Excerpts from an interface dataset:
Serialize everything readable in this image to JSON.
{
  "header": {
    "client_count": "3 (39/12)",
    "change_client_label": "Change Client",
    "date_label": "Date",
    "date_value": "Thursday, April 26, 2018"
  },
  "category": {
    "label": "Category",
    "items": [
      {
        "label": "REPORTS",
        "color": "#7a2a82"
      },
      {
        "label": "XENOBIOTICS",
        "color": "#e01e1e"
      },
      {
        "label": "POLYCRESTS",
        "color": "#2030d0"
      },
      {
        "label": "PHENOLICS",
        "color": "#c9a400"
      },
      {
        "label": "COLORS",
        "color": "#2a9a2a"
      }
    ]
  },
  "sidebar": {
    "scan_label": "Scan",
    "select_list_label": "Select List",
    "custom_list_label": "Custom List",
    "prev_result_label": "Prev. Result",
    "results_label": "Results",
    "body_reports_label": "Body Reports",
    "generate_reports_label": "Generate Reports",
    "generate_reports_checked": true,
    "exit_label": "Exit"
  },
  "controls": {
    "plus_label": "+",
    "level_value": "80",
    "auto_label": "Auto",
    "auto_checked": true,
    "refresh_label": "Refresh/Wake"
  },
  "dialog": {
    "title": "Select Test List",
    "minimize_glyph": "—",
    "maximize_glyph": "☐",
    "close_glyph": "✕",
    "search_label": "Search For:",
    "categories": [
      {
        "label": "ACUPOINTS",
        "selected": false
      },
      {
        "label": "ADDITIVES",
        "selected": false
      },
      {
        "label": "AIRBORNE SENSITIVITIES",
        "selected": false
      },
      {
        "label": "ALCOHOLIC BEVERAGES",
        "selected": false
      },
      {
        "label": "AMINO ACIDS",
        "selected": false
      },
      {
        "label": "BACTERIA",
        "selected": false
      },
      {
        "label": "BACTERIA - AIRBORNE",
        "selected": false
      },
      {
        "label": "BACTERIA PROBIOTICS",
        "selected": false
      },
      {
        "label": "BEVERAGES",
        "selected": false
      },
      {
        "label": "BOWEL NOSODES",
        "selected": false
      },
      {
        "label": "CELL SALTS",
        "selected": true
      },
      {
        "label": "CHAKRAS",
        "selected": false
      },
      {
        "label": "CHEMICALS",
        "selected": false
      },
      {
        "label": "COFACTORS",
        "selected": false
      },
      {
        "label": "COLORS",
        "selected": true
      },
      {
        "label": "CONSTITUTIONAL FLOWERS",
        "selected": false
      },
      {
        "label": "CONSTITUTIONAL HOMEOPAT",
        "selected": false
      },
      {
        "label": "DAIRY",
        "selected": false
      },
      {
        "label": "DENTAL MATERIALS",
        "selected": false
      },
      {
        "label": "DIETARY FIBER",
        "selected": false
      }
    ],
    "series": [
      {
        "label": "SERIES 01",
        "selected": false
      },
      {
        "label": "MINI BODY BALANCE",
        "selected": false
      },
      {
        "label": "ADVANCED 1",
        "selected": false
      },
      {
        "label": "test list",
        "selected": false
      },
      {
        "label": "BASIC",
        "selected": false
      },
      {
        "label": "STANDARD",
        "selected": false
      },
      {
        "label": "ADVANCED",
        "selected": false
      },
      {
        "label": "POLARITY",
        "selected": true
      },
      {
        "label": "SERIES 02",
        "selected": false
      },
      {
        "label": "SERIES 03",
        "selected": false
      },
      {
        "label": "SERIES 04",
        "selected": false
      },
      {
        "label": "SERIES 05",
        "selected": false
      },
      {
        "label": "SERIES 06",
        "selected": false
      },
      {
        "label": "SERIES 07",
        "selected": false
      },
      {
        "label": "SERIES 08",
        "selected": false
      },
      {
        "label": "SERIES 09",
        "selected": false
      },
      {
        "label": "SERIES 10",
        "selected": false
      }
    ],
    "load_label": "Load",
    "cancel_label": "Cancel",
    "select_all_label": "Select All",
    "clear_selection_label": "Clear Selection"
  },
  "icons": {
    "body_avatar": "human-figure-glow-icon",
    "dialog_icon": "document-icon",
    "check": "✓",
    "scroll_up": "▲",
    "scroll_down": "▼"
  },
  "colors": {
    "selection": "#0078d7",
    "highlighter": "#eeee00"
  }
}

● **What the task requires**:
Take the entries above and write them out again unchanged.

● **Answer to the exercise**:
Serialize everything readable in this image to JSON.
{
  "header": {
    "client_count": "3 (39/12)",
    "change_client_label": "Change Client",
    "date_label": "Date",
    "date_value": "Thursday, April 26, 2018"
  },
  "category": {
    "label": "Category",
    "items": [
      {
        "label": "REPORTS",
        "color": "#7a2a82"
      },
      {
        "label": "XENOBIOTICS",
        "color": "#e01e1e"
      },
      {
        "label": "POLYCRESTS",
        "color": "#2030d0"
      },
      {
        "label": "PHENOLICS",
        "color": "#c9a400"
      },
      {
        "label": "COLORS",
        "color": "#2a9a2a"
      }
    ]
  },
  "sidebar": {
    "scan_label": "Scan",
    "select_list_label": "Select List",
    "custom_list_label": "Custom List",
    "prev_result_label": "Prev. Result",
    "results_label": "Results",
    "body_reports_label": "Body Reports",
    "generate_reports_label": "Generate Reports",
    "generate_reports_checked": true,
    "exit_label": "Exit"
  },
  "controls": {
    "plus_label": "+",
    "level_value": "80",
    "auto_label": "Auto",
    "auto_checked": true,
    "refresh_label": "Refresh/Wake"
  },
  "dialog": {
    "title": "Select Test List",
    "minimize_glyph": "—",
    "maximize_glyph": "☐",
    "close_glyph": "✕",
    "search_label": "Search For:",
    "categories": [
      {
        "label": "ACUPOINTS",
        "selected": false
      },
      {
        "label": "ADDITIVES",
        "selected": false
      },
      {
        "label": "AIRBORNE SENSITIVITIES",
        "selected": false
      },
      {
        "label": "ALCOHOLIC BEVERAGES",
        "selected": false
      },
      {
        "label": "AMINO ACIDS",
        "selected": false
      },
      {
        "label": "BACTERIA",
        "selected": false
      },
      {
        "label": "BACTERIA - AIRBORNE",
        "selected": false
      },
      {
        "label": "BACTERIA PROBIOTICS",
        "selected": false
      },
      {
        "label": "BEVERAGES",
        "selected": false
      },
      {
        "label": "BOWEL NOSODES",
        "selected": false
      },
      {
        "label": "CELL SALTS",
        "selected": true
      },
      {
        "label": "CHAKRAS",
        "selected": false
      },
      {
        "label": "CHEMICALS",
        "selected": false
      },
      {
        "label": "COFACTORS",
        "selected": false
      },
      {
        "label": "COLORS",
        "selected": true
      },
      {
        "label": "CONSTITUTIONAL FLOWERS",
        "selected": false
      },
      {
        "label": "CONSTITUTIONAL HOMEOPAT",
        "selected": false
      },
      {
        "label": "DAIRY",
        "selected": false
      },
      {
        "label": "DENTAL MATERIALS",
        "selected": false
      },
      {
        "label": "DIETARY FIBER",
        "selected": false
      }
    ],
    "series": [
      {
        "label": "SERIES 01",
        "selected": false
      },
      {
        "label": "MINI BODY BALANCE",
        "selected": false
      },
      {
        "label": "ADVANCED 1",
        "selected": false
      },
      {
        "label": "test list",
        "selected": false
      },
      {
        "label": "BASIC",
        "selected": false
      },
      {
        "label": "STANDARD",
        "selected": false
      },
      {
        "label": "ADVANCED",
        "selected": false
      },
      {
        "label": "POLARITY",
        "selected": true
      },
      {
        "label": "SERIES 02",
        "selected": false
      },
      {
        "label": "SERIES 03",
        "selected": false
      },
      {
        "label": "SERIES 04",
        "selected": false
      },
      {
        "label": "SERIES 05",
        "selected": false
      },
      {
        "label": "SERIES 06",
        "selected": false
      },
      {
        "label": "SERIES 07",
        "selected": false
      },
      {
        "label": "SERIES 08",
        "selected": false
      },
      {
        "label": "SERIES 09",
        "selected": false
      },
      {
        "label": "SERIES 10",
        "selected": false
      }
    ],
    "load_label": "Load",
    "cancel_label": "Cancel",
    "select_all_label": "Select All",
    "clear_selection_label": "Clear Selection"
  },
  "icons": {
    "body_avatar": "human-figure-glow-icon",
    "dialog_icon": "document-icon",
    "check": "✓",
    "scroll_up": "▲",
    "scroll_down": "▼"
  },
  "colors": {
    "selection": "#0078d7",
    "highlighter": "#eeee00"
  }
}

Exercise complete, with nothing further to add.